▸ What is expected: Every entry below must be copied exactly, with nothing left out.

▸ Supplied data:
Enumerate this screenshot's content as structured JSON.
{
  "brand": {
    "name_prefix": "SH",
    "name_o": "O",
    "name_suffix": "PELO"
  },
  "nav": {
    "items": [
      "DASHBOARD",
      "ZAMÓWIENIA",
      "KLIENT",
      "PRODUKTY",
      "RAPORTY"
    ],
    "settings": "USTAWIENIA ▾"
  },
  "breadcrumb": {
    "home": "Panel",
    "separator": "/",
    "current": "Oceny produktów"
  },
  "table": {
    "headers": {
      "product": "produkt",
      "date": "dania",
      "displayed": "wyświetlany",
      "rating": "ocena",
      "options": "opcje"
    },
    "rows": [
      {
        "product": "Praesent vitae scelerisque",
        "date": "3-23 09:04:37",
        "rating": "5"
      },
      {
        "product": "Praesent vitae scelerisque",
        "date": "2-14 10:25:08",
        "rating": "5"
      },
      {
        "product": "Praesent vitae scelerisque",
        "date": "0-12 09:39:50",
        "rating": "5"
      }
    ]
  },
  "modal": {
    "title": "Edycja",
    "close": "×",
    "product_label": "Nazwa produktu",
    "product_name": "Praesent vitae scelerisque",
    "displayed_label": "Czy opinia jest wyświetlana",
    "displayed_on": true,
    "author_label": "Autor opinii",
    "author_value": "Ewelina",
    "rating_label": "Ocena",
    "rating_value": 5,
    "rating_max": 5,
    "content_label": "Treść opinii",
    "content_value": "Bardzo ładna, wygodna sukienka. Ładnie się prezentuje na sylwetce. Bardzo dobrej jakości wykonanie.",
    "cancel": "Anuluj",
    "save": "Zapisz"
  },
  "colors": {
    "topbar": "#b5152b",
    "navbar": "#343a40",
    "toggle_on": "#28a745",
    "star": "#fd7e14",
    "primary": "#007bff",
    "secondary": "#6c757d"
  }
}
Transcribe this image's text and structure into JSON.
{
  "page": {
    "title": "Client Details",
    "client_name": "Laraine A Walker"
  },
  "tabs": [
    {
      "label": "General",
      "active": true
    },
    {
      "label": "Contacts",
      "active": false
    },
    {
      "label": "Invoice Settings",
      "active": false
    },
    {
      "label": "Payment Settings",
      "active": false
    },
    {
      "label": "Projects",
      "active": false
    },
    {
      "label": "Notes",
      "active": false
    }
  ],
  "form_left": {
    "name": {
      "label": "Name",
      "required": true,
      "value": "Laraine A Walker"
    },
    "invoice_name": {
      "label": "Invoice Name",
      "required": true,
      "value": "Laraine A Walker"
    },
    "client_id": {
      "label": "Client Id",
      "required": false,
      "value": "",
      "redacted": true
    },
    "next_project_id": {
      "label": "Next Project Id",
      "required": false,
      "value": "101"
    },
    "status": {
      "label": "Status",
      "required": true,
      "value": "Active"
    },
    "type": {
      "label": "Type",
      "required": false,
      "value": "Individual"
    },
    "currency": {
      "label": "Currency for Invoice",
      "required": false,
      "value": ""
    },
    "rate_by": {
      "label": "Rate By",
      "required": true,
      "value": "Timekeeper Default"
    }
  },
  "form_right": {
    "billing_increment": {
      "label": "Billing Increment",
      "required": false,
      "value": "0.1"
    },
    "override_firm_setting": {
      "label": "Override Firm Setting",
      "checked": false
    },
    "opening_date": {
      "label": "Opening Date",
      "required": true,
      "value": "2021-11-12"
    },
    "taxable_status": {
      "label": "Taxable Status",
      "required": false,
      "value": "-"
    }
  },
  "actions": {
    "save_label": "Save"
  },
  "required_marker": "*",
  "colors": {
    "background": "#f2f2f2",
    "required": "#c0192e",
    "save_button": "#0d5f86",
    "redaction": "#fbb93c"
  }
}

▸ Output of the exercise:
Enumerate this screenshot's content as structured JSON.
{
  "brand": {
    "name_prefix": "SH",
    "name_o": "O",
    "name_suffix": "PELO"
  },
  "nav": {
    "items": [
      "DASHBOARD",
      "ZAMÓWIENIA",
      "KLIENT",
      "PRODUKTY",
      "RAPORTY"
    ],
    "settings": "USTAWIENIA ▾"
  },
  "breadcrumb": {
    "home": "Panel",
    "separator": "/",
    "current": "Oceny produktów"
  },
  "table": {
    "headers": {
      "product": "produkt",
      "date": "dania",
      "displayed": "wyświetlany",
      "rating": "ocena",
      "options": "opcje"
    },
    "rows": [
      {
        "product": "Praesent vitae scelerisque",
        "date": "3-23 09:04:37",
        "rating": "5"
      },
      {
        "product": "Praesent vitae scelerisque",
        "date": "2-14 10:25:08",
        "rating": "5"
      },
      {
        "product": "Praesent vitae scelerisque",
        "date": "0-12 09:39:50",
        "rating": "5"
      }
    ]
  },
  "modal": {
    "title": "Edycja",
    "close": "×",
    "product_label": "Nazwa produktu",
    "product_name": "Praesent vitae scelerisque",
    "displayed_label": "Czy opinia jest wyświetlana",
    "displayed_on": true,
    "author_label": "Autor opinii",
    "author_value": "Ewelina",
    "rating_label": "Ocena",
    "rating_value": 5,
    "rating_max": 5,
    "content_label": "Treść opinii",
    "content_value": "Bardzo ładna, wygodna sukienka. Ładnie się prezentuje na sylwetce. Bardzo dobrej jakości wykonanie.",
    "cancel": "Anuluj",
    "save": "Zapisz"
  },
  "colors": {
    "topbar": "#b5152b",
    "navbar": "#343a40",
    "toggle_on": "#28a745",
    "star": "#fd7e14",
    "primary": "#007bff",
    "secondary": "#6c757d"
  }
}
Transcribe this image's text and structure into JSON.
{
  "page": {
    "title": "Client Details",
    "client_name": "Laraine A Walker"
  },
  "tabs": [
    {
      "label": "General",
      "active": true
    },
    {
      "label": "Contacts",
      "active": false
    },
    {
      "label": "Invoice Settings",
      "active": false
    },
    {
      "label": "Payment Settings",
      "active": false
    },
    {
      "label": "Projects",
      "active": false
    },
    {
      "label": "Notes",
      "active": false
    }
  ],
  "form_left": {
    "name": {
      "label": "Name",
      "required": true,
      "value": "Laraine A Walker"
    },
    "invoice_name": {
      "label": "Invoice Name",
      "required": true,
      "value": "Laraine A Walker"
    },
    "client_id": {
      "label": "Client Id",
      "required": false,
      "value": "",
      "redacted": true
    },
    "next_project_id": {
      "label": "Next Project Id",
      "required": false,
      "value": "101"
    },
    "status": {
      "label": "Status",
      "required": true,
      "value": "Active"
    },
    "type": {
      "label": "Type",
      "required": false,
      "value": "Individual"
    },
    "currency": {
      "label": "Currency for Invoice",
      "required": false,
      "value": ""
    },
    "rate_by": {
      "label": "Rate By",
      "required": true,
      "value": "Timekeeper Default"
    }
  },
  "form_right": {
    "billing_increment": {
      "label": "Billing Increment",
      "required": false,
      "value": "0.1"
    },
    "override_firm_setting": {
      "label": "Override Firm Setting",
      "checked": false
    },
    "opening_date": {
      "label": "Opening Date",
      "required": true,
      "value": "2021-11-12"
    },
    "taxable_status": {
      "label": "Taxable Status",
      "required": false,
      "value": "-"
    }
  },
  "actions": {
    "save_label": "Save"
  },
  "required_marker": "*",
  "colors": {
    "background": "#f2f2f2",
    "required": "#c0192e",
    "save_button": "#0d5f86",
    "redaction": "#fbb93c"
  }
}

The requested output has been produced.